• pilgrim •
Pronunciation: pil-grêm • Hear it!
Part of Speech: Noun
Meaning: 1. A vagabond, wanderer, wayfarer, traveler. 2. A religious devotee who travels a long distance to a sacred site.
Notes: Every Thanksgiving people in the United States make pilgrimages homeward to spend the holiday their families. As you can see, pilgrims make pilgrimages. We may also pilgrimage to a special site, using the noun as a verb without any prefix or suffix.
In Play: The austere Puritans who founded Plymouth, Massachusetts, in 1620 were called 'pilgrims' because they fled religious persecution in England to a new home in America. The term was first applied in Governor William Bradford's Journal Of Plimouth Plantation, written between 1630 and 1650, then popularized in Cotton Mather's Magnalia Christi Americana (1702). Only half the 102 original Pilgrims survived their first winter at Plymouth. The remainder, with strong support of local Native Americans, survived to multiply and, joined by many others over the succeeding years, spread across the continent to build a nation.

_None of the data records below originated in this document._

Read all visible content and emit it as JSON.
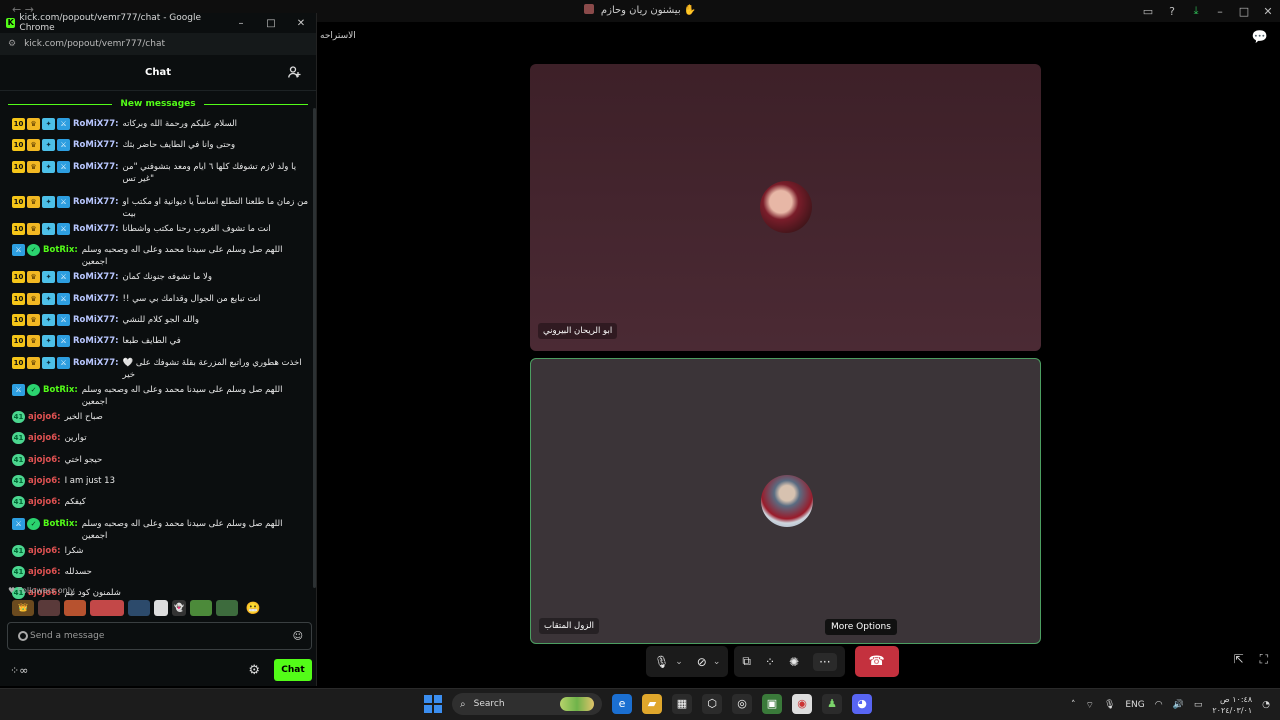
{
  "browser_top": {
    "title": "بيشنون ريان وحازم",
    "title_emoji": "✋"
  },
  "side_label": "الاستراحه",
  "popout": {
    "window_title": "kick.com/popout/vemr777/chat - Google Chrome",
    "url": "kick.com/popout/vemr777/chat",
    "chat_title": "Chat",
    "new_messages_label": "New messages",
    "followers_only": "Followers only",
    "input_placeholder": "Send a message",
    "send_label": "Chat",
    "messages": [
      {
        "user": "RoMiX77:",
        "badges": [
          "sub",
          "crown",
          "vip",
          "mod"
        ],
        "text": "السلام عليكم ورحمة الله وبركاته"
      },
      {
        "user": "RoMiX77:",
        "badges": [
          "sub",
          "crown",
          "vip",
          "mod"
        ],
        "text": "وحتى وانا في الطايف حاضر بثك"
      },
      {
        "user": "RoMiX77:",
        "badges": [
          "sub",
          "crown",
          "vip",
          "mod"
        ],
        "text": "يا ولد لازم تشوفك كلها ٦ ايام ومعد بتشوفني \"من غير تس\"",
        "tall": true
      },
      {
        "user": "RoMiX77:",
        "badges": [
          "sub",
          "crown",
          "vip",
          "mod"
        ],
        "text": "من زمان ما طلعنا التطلع اساساً يا ديوانية او مكتب او بيت"
      },
      {
        "user": "RoMiX77:",
        "badges": [
          "sub",
          "crown",
          "vip",
          "mod"
        ],
        "text": "انت ما تشوف الغروب رحنا مكتب واشطانا"
      },
      {
        "user": "BotRix:",
        "badges": [
          "mod",
          "ok"
        ],
        "text": "اللهم صل وسلم على سيدنا محمد وعلى اله وصحبه وسلم اجمعين"
      },
      {
        "user": "RoMiX77:",
        "badges": [
          "sub",
          "crown",
          "vip",
          "mod"
        ],
        "text": "ولا ما تشوفه جنونك كمان"
      },
      {
        "user": "RoMiX77:",
        "badges": [
          "sub",
          "crown",
          "vip",
          "mod"
        ],
        "text": "!! انت تبايع من الجوال وقدامك بي سي"
      },
      {
        "user": "RoMiX77:",
        "badges": [
          "sub",
          "crown",
          "vip",
          "mod"
        ],
        "text": "والله الجو كلام للنشي"
      },
      {
        "user": "RoMiX77:",
        "badges": [
          "sub",
          "crown",
          "vip",
          "mod"
        ],
        "text": "في الطايف طبعا"
      },
      {
        "user": "RoMiX77:",
        "badges": [
          "sub",
          "crown",
          "vip",
          "mod"
        ],
        "text": "🤍 اخذت هطوري وراتبع المزرعة بقلة تشوفك على خير"
      },
      {
        "user": "BotRix:",
        "badges": [
          "mod",
          "ok"
        ],
        "text": "اللهم صل وسلم على سيدنا محمد وعلى اله وصحبه وسلم اجمعين"
      },
      {
        "user": "ajojo6:",
        "badges": [
          "og"
        ],
        "text": "صباح الخير"
      },
      {
        "user": "ajojo6:",
        "badges": [
          "og"
        ],
        "text": "توارين"
      },
      {
        "user": "ajojo6:",
        "badges": [
          "og"
        ],
        "text": "حيجو اختي"
      },
      {
        "user": "ajojo6:",
        "badges": [
          "og"
        ],
        "text": "I am just 13"
      },
      {
        "user": "ajojo6:",
        "badges": [
          "og"
        ],
        "text": "كيفكم"
      },
      {
        "user": "BotRix:",
        "badges": [
          "mod",
          "ok"
        ],
        "text": "اللهم صل وسلم على سيدنا محمد وعلى اله وصحبه وسلم اجمعين"
      },
      {
        "user": "ajojo6:",
        "badges": [
          "og"
        ],
        "text": "شكرا"
      },
      {
        "user": "ajojo6:",
        "badges": [
          "og"
        ],
        "text": "حسدلله"
      },
      {
        "user": "ajojo6:",
        "badges": [
          "og"
        ],
        "text": "شلمنون كود نيم"
      }
    ],
    "badge_text": {
      "sub": "10",
      "crown": "♛",
      "vip": "✦",
      "mod": "⚔",
      "ok": "✓",
      "og": "41"
    }
  },
  "call": {
    "top_participant": "ابو الريحان البيروني",
    "bottom_participant": "الزول المتقاب",
    "tooltip": "More Options"
  },
  "taskbar": {
    "search_label": "Search",
    "lang": "ENG",
    "time": "١٠:٤٨ ص",
    "date": "٢٠٢٤/٠٣/٠١"
  },
  "colors": {
    "kick_green": "#53fc18",
    "end_call_red": "#c4313e",
    "active_tile_border": "#4c9e61"
  }
}
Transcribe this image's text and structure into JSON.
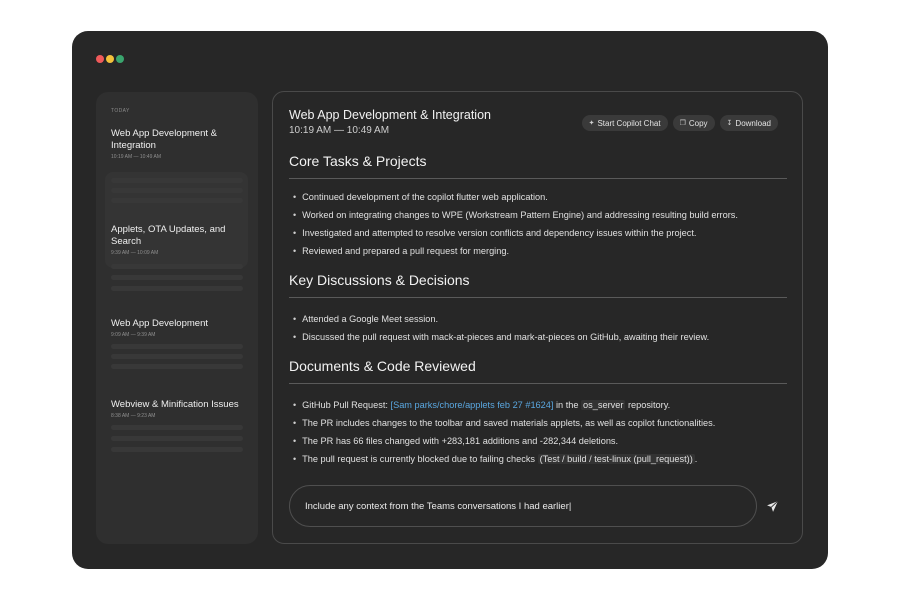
{
  "window": {
    "traffic_colors": [
      "#ef5a5a",
      "#f3c13b",
      "#3aa56e"
    ]
  },
  "sidebar": {
    "section_label": "TODAY",
    "sessions": [
      {
        "title": "Web App Development & Integration",
        "time": "10:19 AM — 10:49 AM"
      },
      {
        "title": "Applets, OTA Updates, and Search",
        "time": "9:39 AM — 10:09 AM"
      },
      {
        "title": "Web App Development",
        "time": "9:09 AM — 9:39 AM"
      },
      {
        "title": "Webview & Minification Issues",
        "time": "8:38 AM — 9:23 AM"
      }
    ]
  },
  "main": {
    "title": "Web App Development & Integration",
    "time": "10:19 AM — 10:49 AM",
    "actions": {
      "copilot": "Start Copilot Chat",
      "copy": "Copy",
      "download": "Download"
    },
    "sections": [
      {
        "heading": "Core Tasks & Projects",
        "bullets": [
          "Continued development of the copilot flutter web application.",
          "Worked on integrating changes to WPE (Workstream Pattern Engine) and addressing resulting build errors.",
          "Investigated and attempted to resolve version conflicts and dependency issues within the project.",
          "Reviewed and prepared a pull request for merging."
        ]
      },
      {
        "heading": "Key Discussions & Decisions",
        "bullets": [
          "Attended a Google Meet session.",
          "Discussed the pull request with mack-at-pieces and mark-at-pieces on GitHub, awaiting their review."
        ]
      },
      {
        "heading": "Documents & Code Reviewed",
        "pr_prefix": "GitHub Pull Request: ",
        "pr_link": "[Sam parks/chore/applets feb 27 #1624]",
        "pr_mid": " in the ",
        "pr_repo": "os_server",
        "pr_suffix": " repository.",
        "bullets": [
          "The PR includes changes to the toolbar and saved materials applets, as well as copilot functionalities.",
          "The PR has 66 files changed with +283,181 additions and -282,344 deletions."
        ],
        "blocked_prefix": "The pull request is currently blocked due to failing checks ",
        "blocked_code": "(Test / build / test-linux (pull_request))",
        "blocked_suffix": "."
      }
    ]
  },
  "composer": {
    "value": "Include any context from the Teams conversations I had earlier|"
  },
  "colors": {
    "window_bg": "#272727",
    "link": "#5aa7e0"
  }
}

Word History: I'm sure you've always wondered what falcons and pilgrims have in common. Today we find out. Pilgrim is a folk etymological rendering of Old French peligrin, since pil(l) and grim are true English words. Old French inherited the word from Latin peregrinus "foreign, strange", an adjective derived from pereger "abroad, away". Pereger was originally a compound comprising per "through, beyond" + ager "land, field", also found in agriculture. The root behind ager came through the Germanic line to English acre. The peregrine falcon's name came from a Latin phrase, falco peregrinus, so named because they were captured during migration rather than taken from their nest as fledglings.